Quote the records beneath, complete and exact. Leave out images.

══ Given information

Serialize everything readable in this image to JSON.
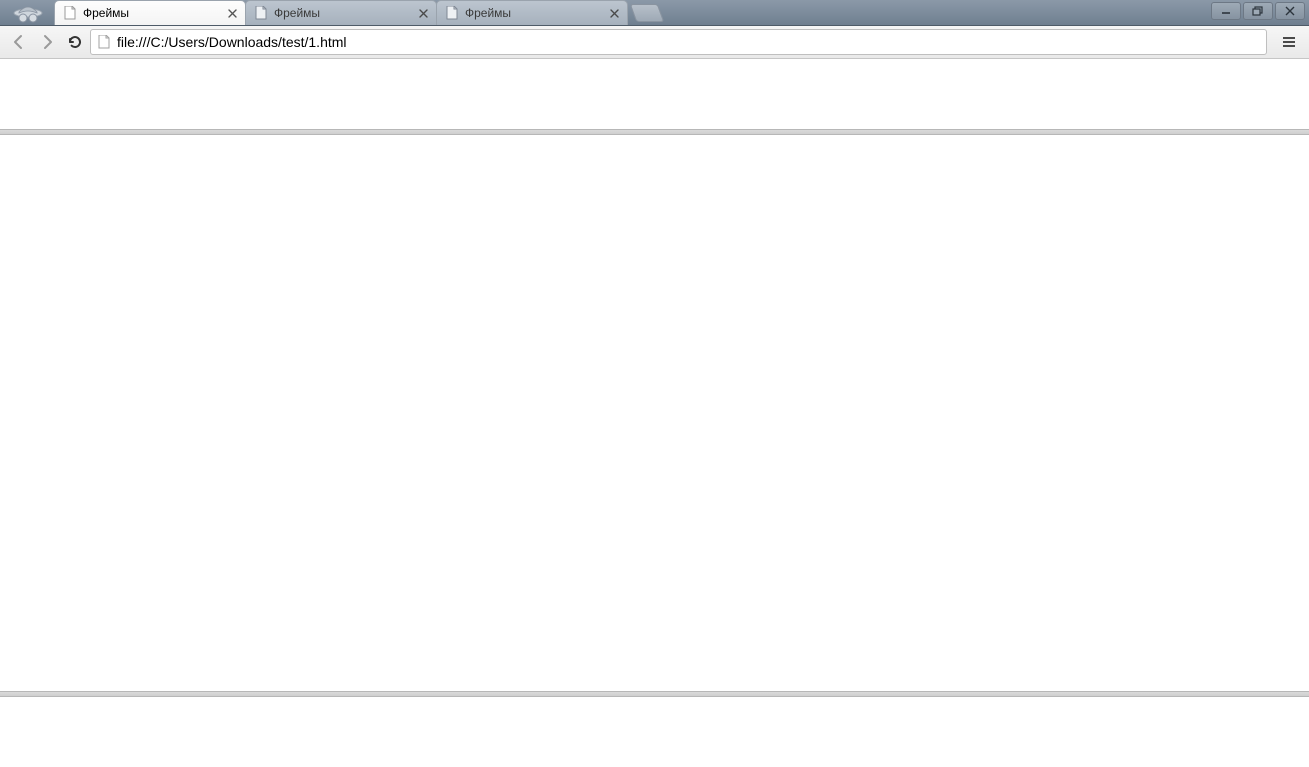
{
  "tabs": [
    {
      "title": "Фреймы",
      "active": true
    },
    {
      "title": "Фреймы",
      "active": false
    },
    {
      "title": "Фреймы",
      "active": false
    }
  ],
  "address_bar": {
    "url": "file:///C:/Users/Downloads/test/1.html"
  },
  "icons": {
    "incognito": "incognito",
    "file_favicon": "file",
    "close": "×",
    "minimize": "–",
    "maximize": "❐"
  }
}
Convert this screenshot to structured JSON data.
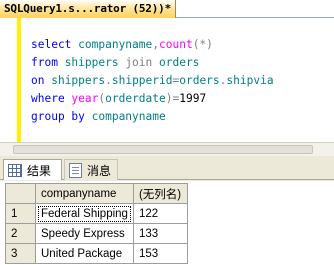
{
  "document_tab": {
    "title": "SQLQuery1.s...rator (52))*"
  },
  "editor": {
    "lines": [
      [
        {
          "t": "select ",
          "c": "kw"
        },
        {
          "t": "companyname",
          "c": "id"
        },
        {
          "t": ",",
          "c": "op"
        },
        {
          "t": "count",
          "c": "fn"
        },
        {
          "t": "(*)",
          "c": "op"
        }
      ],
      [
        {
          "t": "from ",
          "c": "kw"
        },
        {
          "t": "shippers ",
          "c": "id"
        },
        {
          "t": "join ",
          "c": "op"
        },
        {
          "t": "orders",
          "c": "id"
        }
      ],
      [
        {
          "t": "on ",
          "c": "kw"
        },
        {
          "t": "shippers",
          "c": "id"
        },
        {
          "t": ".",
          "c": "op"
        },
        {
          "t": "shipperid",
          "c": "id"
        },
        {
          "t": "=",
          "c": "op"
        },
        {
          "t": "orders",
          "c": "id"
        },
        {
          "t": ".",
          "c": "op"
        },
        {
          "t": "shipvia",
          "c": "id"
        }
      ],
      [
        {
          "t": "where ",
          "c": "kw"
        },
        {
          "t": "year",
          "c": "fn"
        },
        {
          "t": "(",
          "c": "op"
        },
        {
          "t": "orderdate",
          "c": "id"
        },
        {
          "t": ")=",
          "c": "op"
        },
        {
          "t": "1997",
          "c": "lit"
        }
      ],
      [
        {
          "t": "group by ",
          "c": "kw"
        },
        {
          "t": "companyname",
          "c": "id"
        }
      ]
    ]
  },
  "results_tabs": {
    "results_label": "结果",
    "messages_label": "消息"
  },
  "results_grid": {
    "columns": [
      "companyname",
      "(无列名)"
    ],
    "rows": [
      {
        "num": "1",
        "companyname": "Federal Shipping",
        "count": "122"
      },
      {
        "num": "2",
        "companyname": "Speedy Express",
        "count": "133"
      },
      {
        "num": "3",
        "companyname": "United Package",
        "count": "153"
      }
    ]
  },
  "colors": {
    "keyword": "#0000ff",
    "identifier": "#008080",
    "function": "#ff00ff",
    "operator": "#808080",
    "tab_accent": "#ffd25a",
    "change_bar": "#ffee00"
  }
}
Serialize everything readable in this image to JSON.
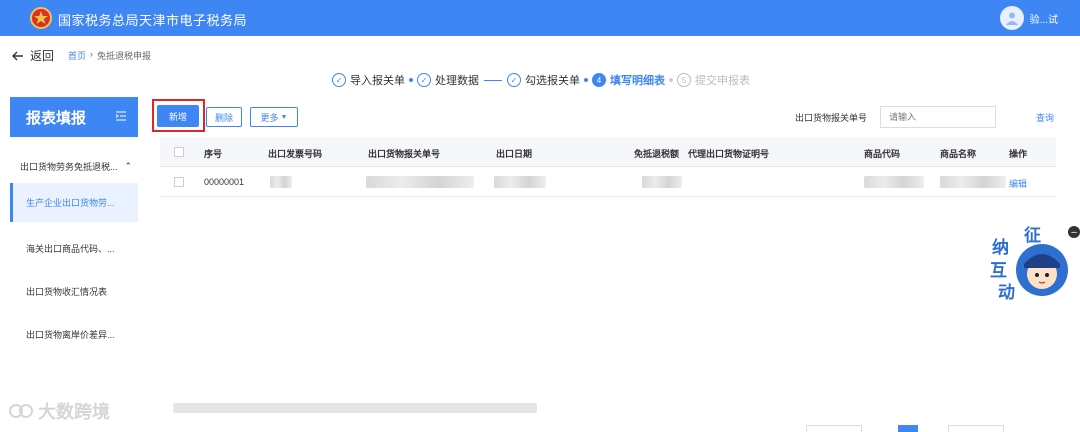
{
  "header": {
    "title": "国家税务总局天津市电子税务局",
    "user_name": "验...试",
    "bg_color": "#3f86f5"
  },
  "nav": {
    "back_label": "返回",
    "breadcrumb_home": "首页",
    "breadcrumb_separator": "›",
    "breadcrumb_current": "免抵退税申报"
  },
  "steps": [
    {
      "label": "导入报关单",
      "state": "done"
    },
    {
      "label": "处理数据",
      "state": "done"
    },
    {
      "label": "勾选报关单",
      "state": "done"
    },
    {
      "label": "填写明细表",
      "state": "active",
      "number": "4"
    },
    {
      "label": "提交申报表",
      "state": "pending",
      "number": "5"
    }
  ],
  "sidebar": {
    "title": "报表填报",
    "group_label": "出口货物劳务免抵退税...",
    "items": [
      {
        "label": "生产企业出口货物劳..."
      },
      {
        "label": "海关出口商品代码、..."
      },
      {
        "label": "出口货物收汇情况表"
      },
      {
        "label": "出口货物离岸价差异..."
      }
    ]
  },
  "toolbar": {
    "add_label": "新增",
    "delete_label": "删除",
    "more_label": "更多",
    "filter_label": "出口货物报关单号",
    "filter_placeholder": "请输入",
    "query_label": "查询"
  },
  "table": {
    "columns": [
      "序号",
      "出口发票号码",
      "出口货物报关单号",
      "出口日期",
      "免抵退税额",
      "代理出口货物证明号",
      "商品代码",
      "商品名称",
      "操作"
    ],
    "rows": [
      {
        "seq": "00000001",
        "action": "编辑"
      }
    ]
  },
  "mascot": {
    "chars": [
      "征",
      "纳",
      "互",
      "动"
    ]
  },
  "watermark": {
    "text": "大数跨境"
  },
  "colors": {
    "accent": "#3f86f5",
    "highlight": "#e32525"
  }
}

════

■ **Answer**
Serialize everything readable in this image to JSON.
{
  "tabs": [
    {
      "title": "Фреймы",
      "active": true
    },
    {
      "title": "Фреймы",
      "active": false
    },
    {
      "title": "Фреймы",
      "active": false
    }
  ],
  "address_bar": {
    "url": "file:///C:/Users/Downloads/test/1.html"
  },
  "icons": {
    "incognito": "incognito",
    "file_favicon": "file",
    "close": "×",
    "minimize": "–",
    "maximize": "❐"
  }
}
Convert this screenshot to structured JSON data.
{
  "document_tab": {
    "title": "SQLQuery1.s...rator (52))*"
  },
  "editor": {
    "lines": [
      [
        {
          "t": "select ",
          "c": "kw"
        },
        {
          "t": "companyname",
          "c": "id"
        },
        {
          "t": ",",
          "c": "op"
        },
        {
          "t": "count",
          "c": "fn"
        },
        {
          "t": "(*)",
          "c": "op"
        }
      ],
      [
        {
          "t": "from ",
          "c": "kw"
        },
        {
          "t": "shippers ",
          "c": "id"
        },
        {
          "t": "join ",
          "c": "op"
        },
        {
          "t": "orders",
          "c": "id"
        }
      ],
      [
        {
          "t": "on ",
          "c": "kw"
        },
        {
          "t": "shippers",
          "c": "id"
        },
        {
          "t": ".",
          "c": "op"
        },
        {
          "t": "shipperid",
          "c": "id"
        },
        {
          "t": "=",
          "c": "op"
        },
        {
          "t": "orders",
          "c": "id"
        },
        {
          "t": ".",
          "c": "op"
        },
        {
          "t": "shipvia",
          "c": "id"
        }
      ],
      [
        {
          "t": "where ",
          "c": "kw"
        },
        {
          "t": "year",
          "c": "fn"
        },
        {
          "t": "(",
          "c": "op"
        },
        {
          "t": "orderdate",
          "c": "id"
        },
        {
          "t": ")=",
          "c": "op"
        },
        {
          "t": "1997",
          "c": "lit"
        }
      ],
      [
        {
          "t": "group by ",
          "c": "kw"
        },
        {
          "t": "companyname",
          "c": "id"
        }
      ]
    ]
  },
  "results_tabs": {
    "results_label": "结果",
    "messages_label": "消息"
  },
  "results_grid": {
    "columns": [
      "companyname",
      "(无列名)"
    ],
    "rows": [
      {
        "num": "1",
        "companyname": "Federal Shipping",
        "count": "122"
      },
      {
        "num": "2",
        "companyname": "Speedy Express",
        "count": "133"
      },
      {
        "num": "3",
        "companyname": "United Package",
        "count": "153"
      }
    ]
  },
  "colors": {
    "keyword": "#0000ff",
    "identifier": "#008080",
    "function": "#ff00ff",
    "operator": "#808080",
    "tab_accent": "#ffd25a",
    "change_bar": "#ffee00"
  }
}
Serialize everything readable in this image to JSON.
{
  "header": {
    "title": "国家税务总局天津市电子税务局",
    "user_name": "验...试",
    "bg_color": "#3f86f5"
  },
  "nav": {
    "back_label": "返回",
    "breadcrumb_home": "首页",
    "breadcrumb_separator": "›",
    "breadcrumb_current": "免抵退税申报"
  },
  "steps": [
    {
      "label": "导入报关单",
      "state": "done"
    },
    {
      "label": "处理数据",
      "state": "done"
    },
    {
      "label": "勾选报关单",
      "state": "done"
    },
    {
      "label": "填写明细表",
      "state": "active",
      "number": "4"
    },
    {
      "label": "提交申报表",
      "state": "pending",
      "number": "5"
    }
  ],
  "sidebar": {
    "title": "报表填报",
    "group_label": "出口货物劳务免抵退税...",
    "items": [
      {
        "label": "生产企业出口货物劳..."
      },
      {
        "label": "海关出口商品代码、..."
      },
      {
        "label": "出口货物收汇情况表"
      },
      {
        "label": "出口货物离岸价差异..."
      }
    ]
  },
  "toolbar": {
    "add_label": "新增",
    "delete_label": "删除",
    "more_label": "更多",
    "filter_label": "出口货物报关单号",
    "filter_placeholder": "请输入",
    "query_label": "查询"
  },
  "table": {
    "columns": [
      "序号",
      "出口发票号码",
      "出口货物报关单号",
      "出口日期",
      "免抵退税额",
      "代理出口货物证明号",
      "商品代码",
      "商品名称",
      "操作"
    ],
    "rows": [
      {
        "seq": "00000001",
        "action": "编辑"
      }
    ]
  },
  "mascot": {
    "chars": [
      "征",
      "纳",
      "互",
      "动"
    ]
  },
  "watermark": {
    "text": "大数跨境"
  },
  "colors": {
    "accent": "#3f86f5",
    "highlight": "#e32525"
  }
}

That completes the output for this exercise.